Farley, a leader at Community Bible Baptist Church, considers his work an extension of his ministry. He prayed with the man, took his hand, and smiled together for a photo before dropping off the passenger.
“He was getting out, but before he did, I told him how much God loves him,” Farley told the Tampa Bay Times. “I just held out my hand, and when he gave me his hand it was shaking like an uneven wheel on a car going down the highway, it was shaking so badly.”
It was later revealed that Farley actually took the selfie so that the police could identify the passenger since the personal information of Uber patrons is erased forever upon reaching their final destination (no pun intended). Farley did end up calling the police and they approached the man who was seated pensively at a bench. Startled, the young man panicked and jumped into the water where he intentionally submerged himself despite the troopers’ fervent pleas to swim back to shore. Officials acted quickly to rescue the man who was found unconscious in the water several minutes later.
The man was transported to Bayfront Medical Center where his condition was noted as critical but stable.
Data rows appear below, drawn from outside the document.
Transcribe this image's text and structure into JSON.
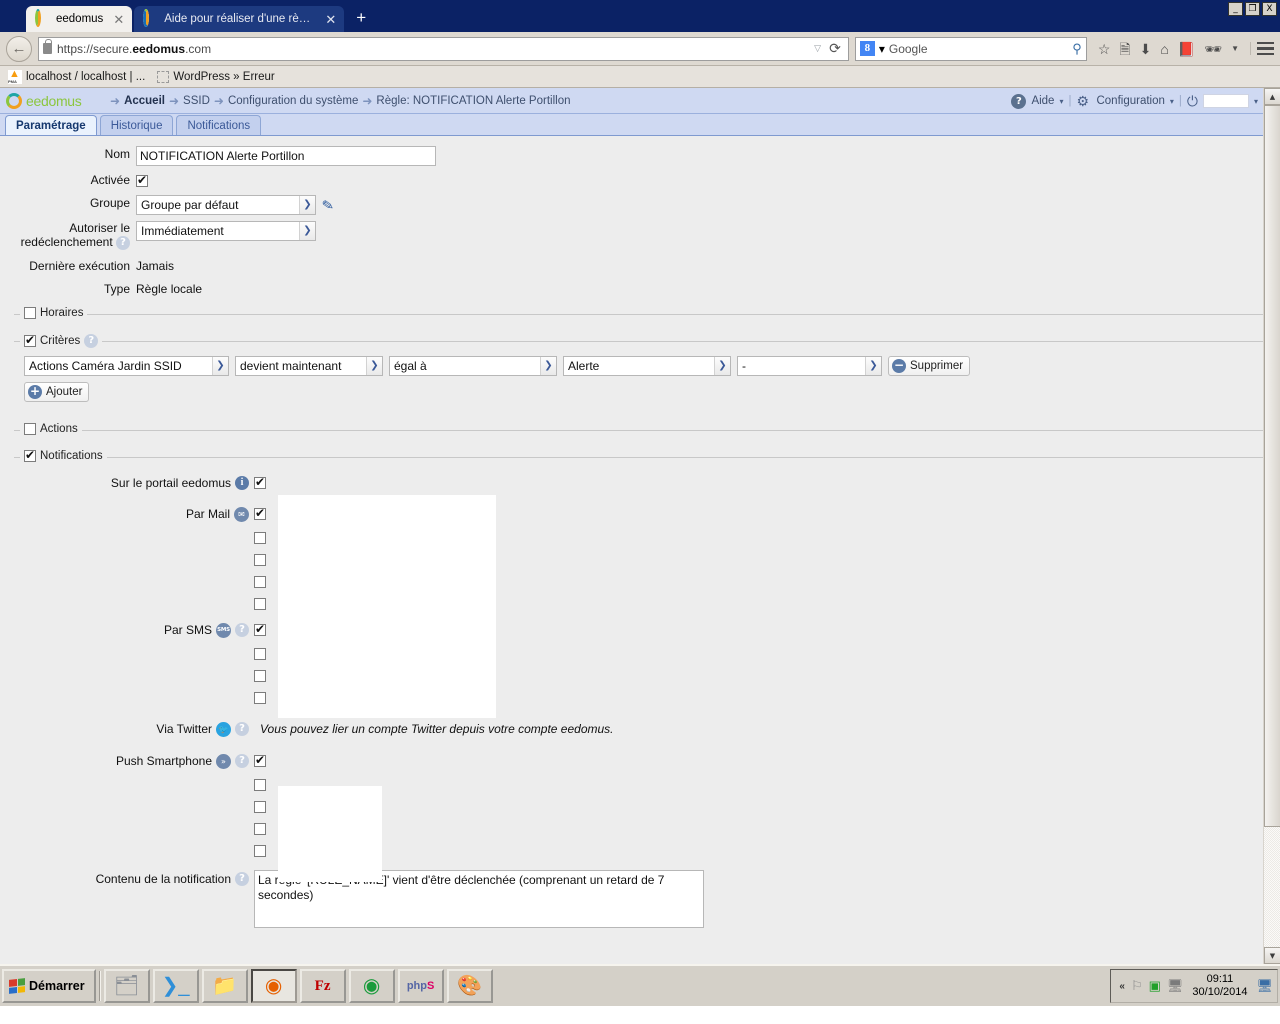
{
  "browser": {
    "tabs": [
      {
        "title": "eedomus",
        "active": true,
        "favicon": "eedomus-ring-icon",
        "close": "✕"
      },
      {
        "title": "Aide pour réaliser d'une règle ...",
        "active": false,
        "favicon": "eedomus-ring-icon",
        "close": "✕"
      }
    ],
    "new_tab_label": "+",
    "window_controls": {
      "minimize": "_",
      "maximize": "❐",
      "close": "X"
    },
    "back_arrow": "←",
    "url_prefix": "https://secure.",
    "url_bold": "eedomus",
    "url_suffix": ".com",
    "url_dropdown": "▽",
    "reload": "⟳",
    "search_engine": "Google",
    "search_engine_letter": "8",
    "search_dropdown": "▾",
    "toolbar_icons": [
      "star-icon",
      "reading-list-icon",
      "download-icon",
      "home-icon",
      "pocket-icon",
      "noscript-icon",
      "overflow-icon"
    ],
    "bookmarks": [
      {
        "label": "localhost / localhost | ...",
        "icon": "phpmyadmin-icon"
      },
      {
        "label": "WordPress » Erreur",
        "icon": "blank-favicon"
      }
    ]
  },
  "app": {
    "brand": "eedomus",
    "breadcrumbs": [
      "Accueil",
      "SSID",
      "Configuration du système",
      "Règle: NOTIFICATION Alerte Portillon"
    ],
    "header_right": {
      "help_label": "Aide",
      "config_label": "Configuration",
      "caret": "▾",
      "user_value": ""
    },
    "tabs": [
      {
        "label": "Paramétrage",
        "active": true
      },
      {
        "label": "Historique",
        "active": false
      },
      {
        "label": "Notifications",
        "active": false
      }
    ]
  },
  "form": {
    "nom_label": "Nom",
    "nom_value": "NOTIFICATION Alerte Portillon",
    "activee_label": "Activée",
    "activee_checked": true,
    "groupe_label": "Groupe",
    "groupe_value": "Groupe par défaut",
    "autoriser_label": "Autoriser le redéclenchement",
    "autoriser_value": "Immédiatement",
    "derniere_label": "Dernière exécution",
    "derniere_value": "Jamais",
    "type_label": "Type",
    "type_value": "Règle locale"
  },
  "sections": {
    "horaires": {
      "label": "Horaires",
      "checked": false
    },
    "criteres": {
      "label": "Critères",
      "checked": true,
      "row": {
        "device": "Actions Caméra Jardin SSID",
        "trigger": "devient maintenant",
        "operator": "égal à",
        "value": "Alerte",
        "extra": "-"
      },
      "delete_label": "Supprimer",
      "add_label": "Ajouter"
    },
    "actions": {
      "label": "Actions",
      "checked": false
    },
    "notifications": {
      "label": "Notifications",
      "checked": true,
      "portail": {
        "label": "Sur le portail eedomus",
        "checked": true
      },
      "mail": {
        "label": "Par Mail",
        "checked": true,
        "extra_rows": 4
      },
      "sms": {
        "label": "Par SMS",
        "checked": true,
        "extra_rows": 3
      },
      "twitter": {
        "label": "Via Twitter",
        "note": "Vous pouvez lier un compte Twitter depuis votre compte eedomus."
      },
      "push": {
        "label": "Push Smartphone",
        "checked": true,
        "extra_rows": 4
      },
      "contenu": {
        "label": "Contenu de la notification",
        "value": "La règle '[RULE_NAME]' vient d'être déclenchée (comprenant un retard de 7 secondes)"
      }
    }
  },
  "taskbar": {
    "start_label": "Démarrer",
    "buttons": [
      {
        "name": "server-manager-icon",
        "glyph": "🖧",
        "active": false
      },
      {
        "name": "powershell-icon",
        "glyph": "❯",
        "active": false
      },
      {
        "name": "file-explorer-icon",
        "glyph": "🗂",
        "active": false
      },
      {
        "name": "firefox-icon",
        "glyph": "🦊",
        "active": true
      },
      {
        "name": "filezilla-icon",
        "glyph": "Fz",
        "active": false
      },
      {
        "name": "chrome-icon",
        "glyph": "◉",
        "active": false
      },
      {
        "name": "phpstorm-icon",
        "glyph": "phpS",
        "active": false
      },
      {
        "name": "paint-icon",
        "glyph": "🎨",
        "active": false
      }
    ],
    "tray": {
      "chevron": "«",
      "icons": [
        "flag-icon",
        "notepad-icon",
        "network-icon"
      ],
      "time": "09:11",
      "date": "30/10/2014",
      "show-desktop-icon": "desktop-icon"
    }
  }
}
Farley plans to visit him in the hospital.
Sgt. Steve Gaskins, spokesman for the Florida Highway Patrol, said the two troopers — Cpl. Robert Friesen and Trooper Kristen Middleton — “did an outstanding job.” Gaskins also praised Farley for reaching out to authorities with his concerns about his troubled passenger. In a statement to the Times, Uber said the company advises drivers to call 911 if faced with an urgent or emergency situation, and that they, “…appreciate Mr. Farley’s quick thinking and compassion for his rider.”
Ironically, Farley’s passenger told him he was going to school to become a counselor, that he wanted to help the hopeless–an ambition which we now know comes from an all too personal place.
“Riders open up to you about a lot of things you wouldn’t expect them to tell strangers,” Farley said. ” I keep my church business card in the car. If someone is hurting, I give it to them.”
One never knows how their interactions with other people, no matter how minor or seemingly insignificant, may change a life forever or even save one.
If you’re thinking about suicide, are worried about a friend or loved one, or would like emotional support, the Lifeline Network is available 24/7 across the United States. You’re not alone. Confidential help is available for free: 1-800-273-8255